Use debit or credit cards or traveler’s checks rather than carrying cash. Keep your valuables in a money belt (a zippered pouch you wear under your clothes). Keep items like your laptop in your room or in your hotel safe.
Pay attention to where you put things when you unpack. Use a list to make sure you don’t forget things. And give your room a good going-over before you check out.
When you’re participating in the Bike Week events, don’t leave things like a camera or your cellphone on your table. Loop the strap of your daypack or purse around your arm, your leg, or the leg of a chair.
Use a lock on your motorcycle. It’s true that no lock is impenetrable. However, a thief is more apt to take that unlocked bike over there than waste time fiddling with any lock you’ve used. (Rick applies this principle to suitcases and other bags, but we think it also works for bikes.)
Watch out for pickpockets and grab-and-go thieves in crowds, especially if there’s a to-do (which just might be created to distract victims). Keep in physical contact with your stuff.

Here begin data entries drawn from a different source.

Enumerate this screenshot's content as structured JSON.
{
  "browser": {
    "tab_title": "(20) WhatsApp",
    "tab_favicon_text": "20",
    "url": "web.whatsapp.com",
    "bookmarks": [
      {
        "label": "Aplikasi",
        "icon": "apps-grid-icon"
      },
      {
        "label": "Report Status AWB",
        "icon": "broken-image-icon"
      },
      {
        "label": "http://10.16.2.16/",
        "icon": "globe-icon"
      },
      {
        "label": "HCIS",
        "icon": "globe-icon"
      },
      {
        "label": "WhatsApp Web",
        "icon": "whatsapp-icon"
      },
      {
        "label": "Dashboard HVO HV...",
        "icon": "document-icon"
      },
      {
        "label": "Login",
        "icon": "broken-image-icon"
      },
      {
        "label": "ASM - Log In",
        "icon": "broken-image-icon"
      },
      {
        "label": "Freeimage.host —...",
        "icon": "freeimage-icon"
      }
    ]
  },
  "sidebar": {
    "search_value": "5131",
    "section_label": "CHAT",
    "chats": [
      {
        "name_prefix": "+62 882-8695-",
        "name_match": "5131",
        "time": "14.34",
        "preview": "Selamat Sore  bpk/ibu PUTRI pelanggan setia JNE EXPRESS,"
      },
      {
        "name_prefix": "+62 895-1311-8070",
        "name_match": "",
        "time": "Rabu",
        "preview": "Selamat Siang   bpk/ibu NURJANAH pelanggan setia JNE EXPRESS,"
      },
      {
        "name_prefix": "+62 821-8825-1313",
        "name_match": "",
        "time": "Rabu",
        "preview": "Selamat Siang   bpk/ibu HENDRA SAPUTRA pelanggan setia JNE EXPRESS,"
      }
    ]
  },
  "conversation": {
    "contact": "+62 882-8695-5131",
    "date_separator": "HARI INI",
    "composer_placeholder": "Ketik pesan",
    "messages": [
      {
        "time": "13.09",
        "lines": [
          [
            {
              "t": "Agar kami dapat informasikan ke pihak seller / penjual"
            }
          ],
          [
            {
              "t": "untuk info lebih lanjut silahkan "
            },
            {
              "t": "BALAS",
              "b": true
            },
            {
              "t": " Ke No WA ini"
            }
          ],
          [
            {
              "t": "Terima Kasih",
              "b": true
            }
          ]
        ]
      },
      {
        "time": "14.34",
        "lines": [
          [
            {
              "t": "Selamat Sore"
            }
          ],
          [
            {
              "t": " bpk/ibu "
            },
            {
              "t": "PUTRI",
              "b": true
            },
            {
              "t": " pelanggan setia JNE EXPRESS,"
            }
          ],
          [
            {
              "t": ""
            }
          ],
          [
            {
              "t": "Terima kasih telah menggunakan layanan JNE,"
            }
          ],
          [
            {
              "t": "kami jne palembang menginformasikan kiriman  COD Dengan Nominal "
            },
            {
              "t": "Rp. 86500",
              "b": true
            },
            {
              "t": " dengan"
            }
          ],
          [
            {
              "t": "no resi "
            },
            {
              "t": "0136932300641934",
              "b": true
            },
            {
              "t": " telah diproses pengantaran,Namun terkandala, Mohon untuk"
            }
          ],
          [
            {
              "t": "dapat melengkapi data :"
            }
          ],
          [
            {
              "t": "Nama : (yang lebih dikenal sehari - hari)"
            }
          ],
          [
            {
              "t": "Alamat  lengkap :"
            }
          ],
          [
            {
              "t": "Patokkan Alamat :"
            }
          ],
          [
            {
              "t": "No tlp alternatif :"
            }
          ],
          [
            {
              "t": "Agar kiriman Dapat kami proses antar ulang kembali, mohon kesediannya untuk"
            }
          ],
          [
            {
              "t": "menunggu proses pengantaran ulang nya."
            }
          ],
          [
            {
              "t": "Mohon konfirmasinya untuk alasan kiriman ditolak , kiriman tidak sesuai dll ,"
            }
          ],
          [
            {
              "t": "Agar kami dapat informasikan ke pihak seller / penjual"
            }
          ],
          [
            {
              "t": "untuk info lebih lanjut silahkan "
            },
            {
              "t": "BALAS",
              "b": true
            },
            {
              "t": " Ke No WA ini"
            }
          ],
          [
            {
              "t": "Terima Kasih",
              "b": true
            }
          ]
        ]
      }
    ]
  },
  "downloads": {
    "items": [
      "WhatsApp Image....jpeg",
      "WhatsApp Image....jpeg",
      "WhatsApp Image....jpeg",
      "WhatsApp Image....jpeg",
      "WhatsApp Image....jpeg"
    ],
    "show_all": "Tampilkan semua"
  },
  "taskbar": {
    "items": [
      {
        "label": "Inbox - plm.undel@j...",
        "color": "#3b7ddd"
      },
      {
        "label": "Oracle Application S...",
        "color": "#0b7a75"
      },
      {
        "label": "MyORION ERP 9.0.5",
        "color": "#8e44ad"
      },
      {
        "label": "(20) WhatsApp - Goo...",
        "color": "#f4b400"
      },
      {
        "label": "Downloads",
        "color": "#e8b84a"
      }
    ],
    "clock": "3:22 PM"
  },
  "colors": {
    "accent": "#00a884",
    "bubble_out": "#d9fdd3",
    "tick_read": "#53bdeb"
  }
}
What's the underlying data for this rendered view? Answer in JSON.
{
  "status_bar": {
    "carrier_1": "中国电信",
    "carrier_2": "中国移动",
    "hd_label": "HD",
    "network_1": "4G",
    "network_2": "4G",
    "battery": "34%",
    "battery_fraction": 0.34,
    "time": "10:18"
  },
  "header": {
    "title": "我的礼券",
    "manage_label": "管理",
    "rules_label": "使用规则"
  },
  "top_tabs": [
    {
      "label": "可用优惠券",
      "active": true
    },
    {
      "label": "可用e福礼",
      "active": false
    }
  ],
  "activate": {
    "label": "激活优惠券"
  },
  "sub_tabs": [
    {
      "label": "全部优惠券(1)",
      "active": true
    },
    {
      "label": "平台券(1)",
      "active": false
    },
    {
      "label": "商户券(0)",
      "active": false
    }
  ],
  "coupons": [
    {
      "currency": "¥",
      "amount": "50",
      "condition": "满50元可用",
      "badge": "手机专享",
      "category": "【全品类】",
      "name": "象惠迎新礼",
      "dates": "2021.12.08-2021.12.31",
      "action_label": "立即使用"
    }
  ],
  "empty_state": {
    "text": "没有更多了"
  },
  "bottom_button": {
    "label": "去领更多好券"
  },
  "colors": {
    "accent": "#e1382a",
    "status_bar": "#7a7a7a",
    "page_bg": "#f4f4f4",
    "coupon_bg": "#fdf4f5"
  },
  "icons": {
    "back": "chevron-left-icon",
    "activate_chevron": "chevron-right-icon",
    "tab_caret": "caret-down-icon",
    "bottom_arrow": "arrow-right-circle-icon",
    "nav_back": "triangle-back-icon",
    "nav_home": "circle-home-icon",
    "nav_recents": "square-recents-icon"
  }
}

Most of these are common sense precautions, but Bike Week excitement can sometimes erode common sense, so reminders might be useful.